Abstract: In one of the most frequently quoted passages in the history of emotion research, William James (1884: 189f) announces that emotions occur when the perception of an exciting fact causes a collection of bodily changes, and “our feeling of the same changes as they occur IS the emotion.” The same idea occurred to Carl Lange (1984) around the same time. These authors were not the first to draw a link between the emotions and the body. Indeed, this had been a central theme of Descartes’ exquisite opus, The Passions of the Soul. But James and Lange wanted to push things farther than most, suggesting that emotions are exhausted by bodily changes or perceptions thereof. Other kinds of mental episodes might co-occur when we have an emotion state. For James, an emotion follows an exciting perception. But the exciting perception is not a part of the emotion it excited (Ellsworth, 1994, reads James differently, but see Reisenzein et al.’s 1995 convincing response). The majority of contemporary emotion researchers, especially those in philosophy, find this suggestion completely untenable. Surely, emotions involve something more. At their core, emotions are more like judgments or thoughts, than perceptions. They evaluate, assess, or appraise. Emotions are amendable to rational assessment; they report, correctly or incorrectly, on how we are faring in the world. Within this general consensus, there is a further debate about whether the body should figure into a theory of emotions at all. Perhaps James and Lange offer a theory that is not merely incomplete, but entirely off base. Where they view judgments as contingent and non-constitutive concomitants of emotions, it is actually bodily perceptions that deserve this demotion. Perhaps emotions can be, and often are, disembodied in some fundamental sense

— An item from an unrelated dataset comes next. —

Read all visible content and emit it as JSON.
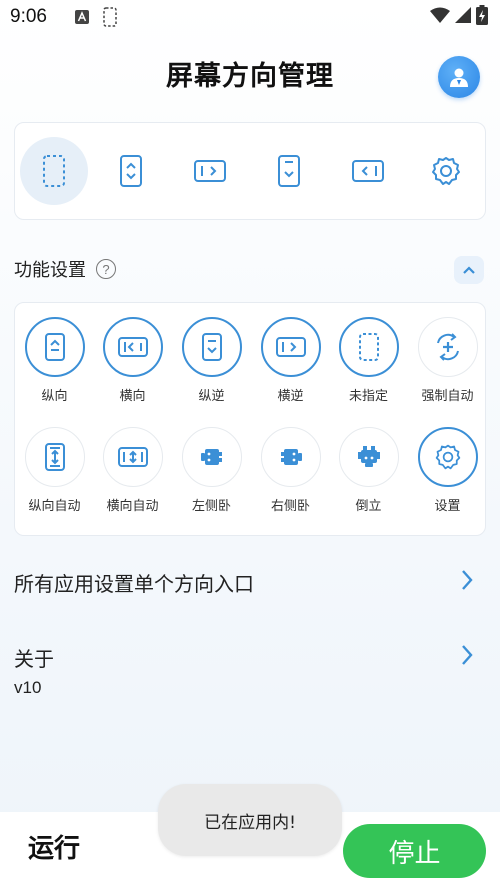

Prinz, Jesse J. (2003). Emotions, psychosemantics, and embodied appraisals. In A. Hatimoysis (ed.), Philosophy and the Emotions. Cambridge University Press.   (Google)
Price, Carolyn S. (2006). Fearing fluffy: The content of an emotional appraisal. In Graham F. Macdonald & David Papineau (eds.), Teleosemantics. Oxford University Press.   (Google)
Sander, David (2008). Basic tastes and basic emotions: Basic problems and perspectives for a nonbasic solution. Behavioral and Brain Sciences 31 (1):88-88.   (Google)
Solomon, Robert C. (2007). True To Our Feelings: What Our Emotions Are Really Telling Us. Oxford University Press.   (Cited by 1 | Google)
Abstract: We live our lives through our emotions, writes Robert Solomon, and it is our emotions that give our lives meaning. What interests or fascinates us, who we love, what angers us, what moves us, what bores us--all of this defines us, gives us character, constitutes who we are. In True to Our Feelings, Solomon illuminates the rich life of the emotions--why we don't really understand them, what they really are, and how they make us human and give meaning to life. Emotions have recently become a highly fashionable area of research in the sciences, with brain imaging uncovering valuable clues as to how we experience our feelings. But while Solomon provides a guide to this cutting-edge research, as well as to what others--philosophers and psychologists--have said on the subject, he also emphasizes the personal and ethical character of our emotions. He shows that emotions are not something that happen to us, nor are they irrational in the literal sense--rather, they are judgements we make about the world, and they are strategies for living in it. Fear, anger, love, guilt, jealousy, compassion--they are all essential to our values, to living happily, healthily, and well. Solomon highlights some of the dramatic ways that emotions fit into our ethics and our sense of the good life, how we can make our emotional lives more coherent with our values and be more "true to our feelings" and cultivate emotional integrity. The story of our lives is the story of our passions. We fall in love, we are gripped by scientific curiosity and religious fervor, we fear death and grieve for others, we humble ourselves in envy, jealousy, and resentment. In this remarkable book, Robert Solomon shares his fascination with the emotions and illuminates our passions in an exciting new way